I got stuck on auto-repeat the other day, saying the same word over and over again until it didn’t make any sense.
The word: roof.
My paternal grandfather pronounced it ËˆruÌ‡f, like the sound a barking dog makes or something very much akin to “rough”.
I tend to say it ËˆrÃ¼f, although both forms are acceptable.
Much like Jon Lovitz and “tartlets”, the word had lost all meaning
The more I thought about the disparity of our pronunciations, the more I wondered: what is the correct plural form of the word roof? Roofs sounded correct when I spoke or spelled it, but rooves seemed to fit into the rules of the English language.

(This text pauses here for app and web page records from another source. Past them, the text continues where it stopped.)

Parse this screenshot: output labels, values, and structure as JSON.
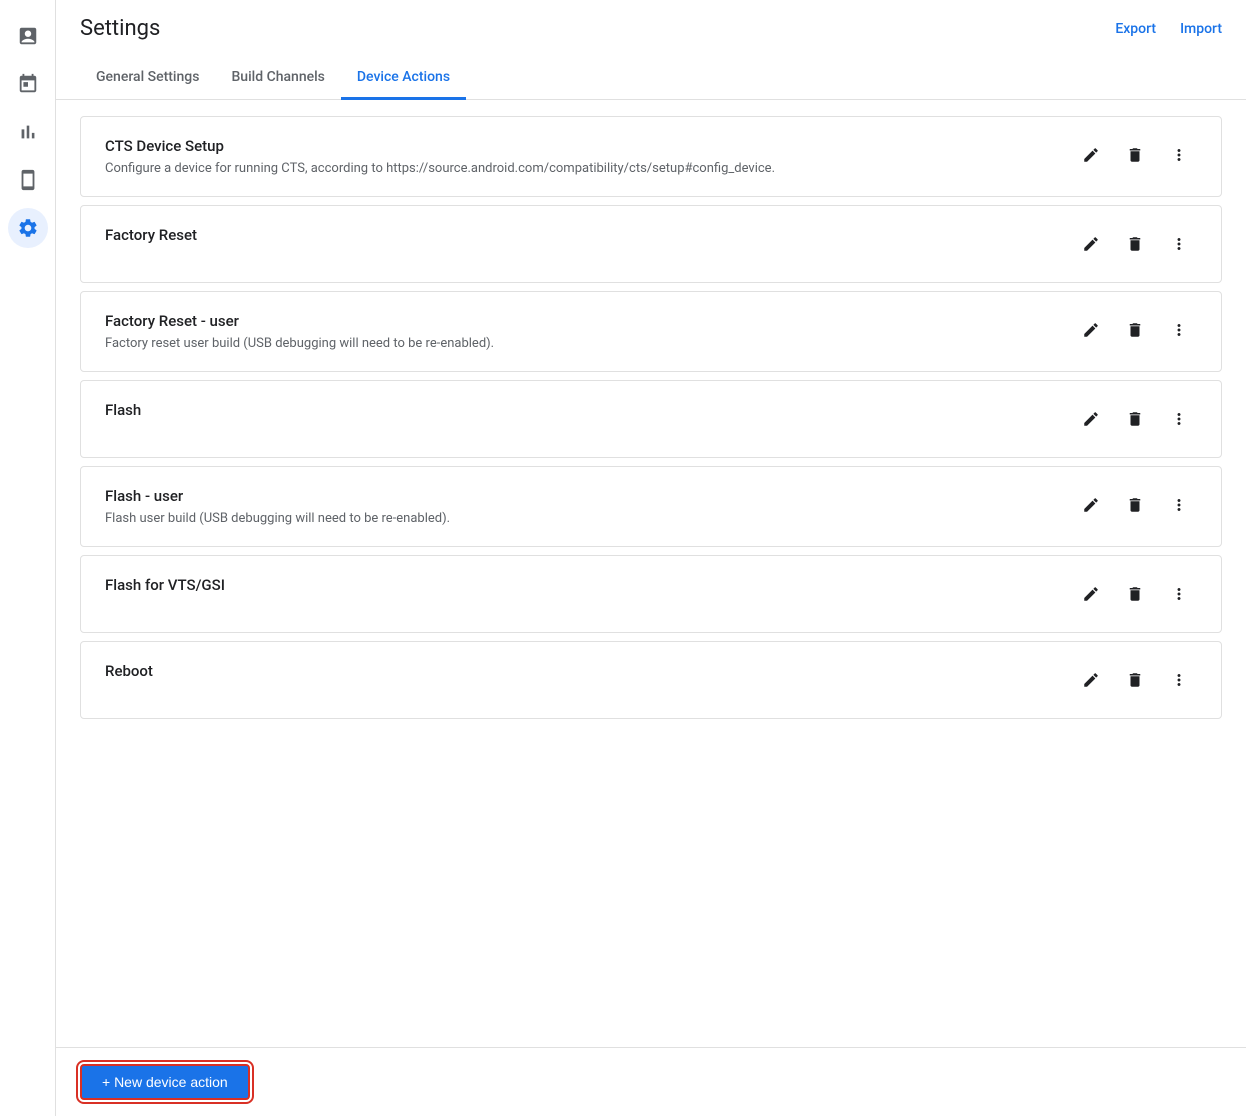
{
  "header": {
    "title": "Settings",
    "export_label": "Export",
    "import_label": "Import"
  },
  "tabs": [
    {
      "id": "general",
      "label": "General Settings",
      "active": false
    },
    {
      "id": "build_channels",
      "label": "Build Channels",
      "active": false
    },
    {
      "id": "device_actions",
      "label": "Device Actions",
      "active": true
    }
  ],
  "sidebar": {
    "items": [
      {
        "id": "reports",
        "icon": "📋",
        "label": "Reports"
      },
      {
        "id": "calendar",
        "icon": "📅",
        "label": "Calendar"
      },
      {
        "id": "analytics",
        "icon": "📊",
        "label": "Analytics"
      },
      {
        "id": "device",
        "icon": "📱",
        "label": "Device"
      },
      {
        "id": "settings",
        "icon": "⚙",
        "label": "Settings",
        "active": true
      }
    ]
  },
  "actions": [
    {
      "id": "cts-device-setup",
      "title": "CTS Device Setup",
      "description": "Configure a device for running CTS, according to https://source.android.com/compatibility/cts/setup#config_device."
    },
    {
      "id": "factory-reset",
      "title": "Factory Reset",
      "description": ""
    },
    {
      "id": "factory-reset-user",
      "title": "Factory Reset - user",
      "description": "Factory reset user build (USB debugging will need to be re-enabled)."
    },
    {
      "id": "flash",
      "title": "Flash",
      "description": ""
    },
    {
      "id": "flash-user",
      "title": "Flash - user",
      "description": "Flash user build (USB debugging will need to be re-enabled)."
    },
    {
      "id": "flash-vts-gsi",
      "title": "Flash for VTS/GSI",
      "description": ""
    },
    {
      "id": "reboot",
      "title": "Reboot",
      "description": ""
    }
  ],
  "footer": {
    "new_action_label": "+ New device action"
  }
}
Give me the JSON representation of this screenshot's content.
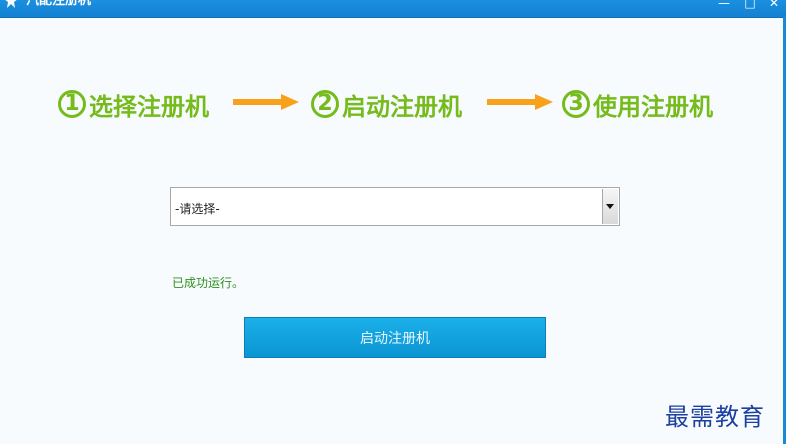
{
  "window": {
    "title": "汽配注册机",
    "controls": {
      "minimize": "—",
      "maximize": "□",
      "close": "✕"
    },
    "title_icon": "star-icon"
  },
  "steps": [
    {
      "number": "1",
      "label": "选择注册机"
    },
    {
      "number": "2",
      "label": "启动注册机"
    },
    {
      "number": "3",
      "label": "使用注册机"
    }
  ],
  "selector": {
    "value": "-请选择-",
    "icon": "dropdown-arrow-icon"
  },
  "status_text": "已成功运行。",
  "start_button_label": "启动注册机",
  "watermark": "最需教育",
  "colors": {
    "titlebar": "#1481d2",
    "step_green": "#76bb1c",
    "arrow_orange": "#f7a21a",
    "button_blue": "#0a95d3",
    "status_green": "#2f8f1e",
    "watermark_blue": "#1d3fa0"
  }
}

I immediately started a draft of this blog post and came up with this initial list:
- Hoof/Hooves (also hoofs)
Why not Roof/Rooves?
I don’t have online access to the Oxford English Dictionary but it purports that the rooves form is “archaic”.
Other nouns that end in the letter “f” but are regular plurals:
Maybe all the irregular forms will become regular at some point. I certainly don’t find it strange to say (but maybe to spell) “thiefs” or “halfs” but maybe that’s just me.
Interesting note: “dwarfs” is actually the accepted form, unless you’re J.R.R. Tolkien.